  4. Using the UTM Grid System to Record Historic Sites ( Memento July 5, 2019 in the Internet Archive )
  5. New official situation reference system ETRS89_UTM33 (change since July 2015) ( Memento from April 4, 2019 in the Internet Archive )


  • Manfred Spata: How much Mercator is there in the UTM image?
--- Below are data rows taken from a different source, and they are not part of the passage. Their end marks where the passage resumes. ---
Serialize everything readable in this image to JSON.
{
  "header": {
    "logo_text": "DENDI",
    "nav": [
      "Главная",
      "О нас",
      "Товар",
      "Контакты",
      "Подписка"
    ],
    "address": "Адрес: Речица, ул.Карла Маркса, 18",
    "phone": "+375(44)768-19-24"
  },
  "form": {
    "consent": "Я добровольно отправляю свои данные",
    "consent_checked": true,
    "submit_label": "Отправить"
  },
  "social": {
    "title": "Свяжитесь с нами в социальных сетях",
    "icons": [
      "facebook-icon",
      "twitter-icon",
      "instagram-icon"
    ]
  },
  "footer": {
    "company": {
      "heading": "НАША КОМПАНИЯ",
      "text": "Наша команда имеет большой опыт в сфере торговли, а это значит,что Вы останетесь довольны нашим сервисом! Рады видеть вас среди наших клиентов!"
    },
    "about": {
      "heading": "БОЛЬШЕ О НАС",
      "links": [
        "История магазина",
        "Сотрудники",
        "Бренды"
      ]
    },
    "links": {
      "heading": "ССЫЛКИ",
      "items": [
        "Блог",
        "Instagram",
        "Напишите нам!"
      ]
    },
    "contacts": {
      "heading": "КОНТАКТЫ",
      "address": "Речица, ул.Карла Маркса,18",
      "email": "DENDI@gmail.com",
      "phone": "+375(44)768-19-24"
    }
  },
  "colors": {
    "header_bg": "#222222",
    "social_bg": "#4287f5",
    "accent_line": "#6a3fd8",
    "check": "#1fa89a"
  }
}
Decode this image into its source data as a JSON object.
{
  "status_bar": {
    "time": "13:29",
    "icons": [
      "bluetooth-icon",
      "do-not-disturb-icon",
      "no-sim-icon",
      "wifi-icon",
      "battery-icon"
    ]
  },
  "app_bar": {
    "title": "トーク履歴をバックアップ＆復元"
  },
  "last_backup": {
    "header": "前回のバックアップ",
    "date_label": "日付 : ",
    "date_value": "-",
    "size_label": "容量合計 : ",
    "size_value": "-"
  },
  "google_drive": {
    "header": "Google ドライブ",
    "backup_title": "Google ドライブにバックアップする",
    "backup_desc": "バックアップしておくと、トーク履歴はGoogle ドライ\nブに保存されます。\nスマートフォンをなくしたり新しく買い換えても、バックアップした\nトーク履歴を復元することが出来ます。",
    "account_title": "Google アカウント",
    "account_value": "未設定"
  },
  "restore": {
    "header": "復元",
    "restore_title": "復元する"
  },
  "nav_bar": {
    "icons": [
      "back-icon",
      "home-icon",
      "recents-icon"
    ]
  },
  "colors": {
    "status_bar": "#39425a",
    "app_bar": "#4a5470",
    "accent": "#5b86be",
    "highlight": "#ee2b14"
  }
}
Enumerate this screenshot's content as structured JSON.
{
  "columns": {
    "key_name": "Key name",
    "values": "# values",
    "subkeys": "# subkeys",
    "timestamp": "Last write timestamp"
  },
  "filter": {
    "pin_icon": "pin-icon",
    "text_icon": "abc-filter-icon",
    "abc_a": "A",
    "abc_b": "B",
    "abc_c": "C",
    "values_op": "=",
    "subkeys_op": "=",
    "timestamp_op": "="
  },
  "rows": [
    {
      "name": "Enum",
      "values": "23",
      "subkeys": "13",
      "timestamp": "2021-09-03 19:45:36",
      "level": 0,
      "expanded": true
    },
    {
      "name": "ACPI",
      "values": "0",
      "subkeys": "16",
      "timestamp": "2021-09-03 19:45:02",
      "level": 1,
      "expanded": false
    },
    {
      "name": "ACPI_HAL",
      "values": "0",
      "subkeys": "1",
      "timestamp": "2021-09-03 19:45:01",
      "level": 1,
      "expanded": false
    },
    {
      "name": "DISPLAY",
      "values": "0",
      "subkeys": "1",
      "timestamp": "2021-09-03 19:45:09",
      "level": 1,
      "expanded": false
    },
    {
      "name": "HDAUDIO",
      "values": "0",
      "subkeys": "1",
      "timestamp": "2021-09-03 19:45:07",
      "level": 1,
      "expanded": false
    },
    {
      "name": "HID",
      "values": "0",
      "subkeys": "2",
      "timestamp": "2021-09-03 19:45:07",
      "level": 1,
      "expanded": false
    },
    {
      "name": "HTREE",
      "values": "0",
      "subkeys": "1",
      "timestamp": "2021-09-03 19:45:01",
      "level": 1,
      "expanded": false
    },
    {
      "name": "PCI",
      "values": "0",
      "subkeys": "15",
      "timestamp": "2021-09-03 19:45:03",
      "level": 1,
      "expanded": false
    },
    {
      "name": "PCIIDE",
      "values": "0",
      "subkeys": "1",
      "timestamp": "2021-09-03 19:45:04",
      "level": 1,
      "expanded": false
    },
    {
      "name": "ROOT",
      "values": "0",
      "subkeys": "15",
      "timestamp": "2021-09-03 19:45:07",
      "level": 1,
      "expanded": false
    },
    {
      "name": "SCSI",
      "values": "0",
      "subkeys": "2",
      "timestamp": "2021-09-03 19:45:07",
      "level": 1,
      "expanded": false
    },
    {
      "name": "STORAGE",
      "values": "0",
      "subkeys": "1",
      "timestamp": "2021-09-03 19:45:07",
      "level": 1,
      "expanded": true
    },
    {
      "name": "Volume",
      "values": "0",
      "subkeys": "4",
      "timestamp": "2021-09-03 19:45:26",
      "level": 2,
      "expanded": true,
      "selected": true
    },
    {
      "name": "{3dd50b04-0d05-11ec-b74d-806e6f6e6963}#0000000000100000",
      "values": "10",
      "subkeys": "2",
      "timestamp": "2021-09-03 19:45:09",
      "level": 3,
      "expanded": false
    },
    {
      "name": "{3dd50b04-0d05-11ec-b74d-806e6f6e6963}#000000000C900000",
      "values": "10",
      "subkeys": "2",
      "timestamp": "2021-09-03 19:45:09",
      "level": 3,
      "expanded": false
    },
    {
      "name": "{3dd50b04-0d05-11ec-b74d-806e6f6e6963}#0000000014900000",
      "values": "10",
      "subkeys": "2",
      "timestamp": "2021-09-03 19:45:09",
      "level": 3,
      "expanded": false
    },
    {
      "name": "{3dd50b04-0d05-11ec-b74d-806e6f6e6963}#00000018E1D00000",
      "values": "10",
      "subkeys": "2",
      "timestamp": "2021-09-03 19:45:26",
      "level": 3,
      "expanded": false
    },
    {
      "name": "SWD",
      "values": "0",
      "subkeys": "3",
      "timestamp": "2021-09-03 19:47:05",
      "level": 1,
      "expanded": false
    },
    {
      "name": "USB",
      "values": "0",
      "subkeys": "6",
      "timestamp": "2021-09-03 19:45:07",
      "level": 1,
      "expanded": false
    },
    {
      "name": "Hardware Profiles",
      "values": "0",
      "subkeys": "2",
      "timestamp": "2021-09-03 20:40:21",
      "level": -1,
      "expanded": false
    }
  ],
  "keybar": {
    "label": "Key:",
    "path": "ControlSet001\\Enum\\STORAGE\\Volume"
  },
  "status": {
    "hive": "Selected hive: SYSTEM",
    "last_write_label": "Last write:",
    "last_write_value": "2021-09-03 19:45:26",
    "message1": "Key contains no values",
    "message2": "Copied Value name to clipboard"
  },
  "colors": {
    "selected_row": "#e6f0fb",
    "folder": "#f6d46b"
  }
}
In: VDVmagazin , 1/2011, pp. 24–29
  • Bernhard Heckmann: Introduction of the ETRS89 / UTM position reference system when switching to ALKIS . In: Communications of the DVW Hessen-Thüringen , 1/2005; P. 17ff.
  • NIMA - National Imagery And Mapping Agency: Technical Report, TR 8350.2 ; Department of Defense World Geodetic System 1984, 3rd Edition 2000 PDF
  • Defense Mapping Agency : The Universal Grids - Universal Transverse Mercator (UTM) and Universal Polar Stereographic (UPS) ; DMA Technical Manual, DMATM 8358.2; September 1989 PDF
  • Ralf Strehmel: Official reference system for the situation - ETRS89 . Surveying Brandenburg, 1/1996; PDF .
  • Walter Großmann: Geodetic calculations and images in the national survey . Stuttgart 1976
  • Bernhard Heck: Calculation methods and evaluation models for national surveying . Karlsruhe 1987
  • Witte / Sparla: surveying and the basics of statistics for the construction industry . Wichmann, ISBN 978-3-87907-497-6 ; 7th edition 2011

Web links

Commons : Universal Transverse Mercator coordinate system  - collection of images, videos and audio files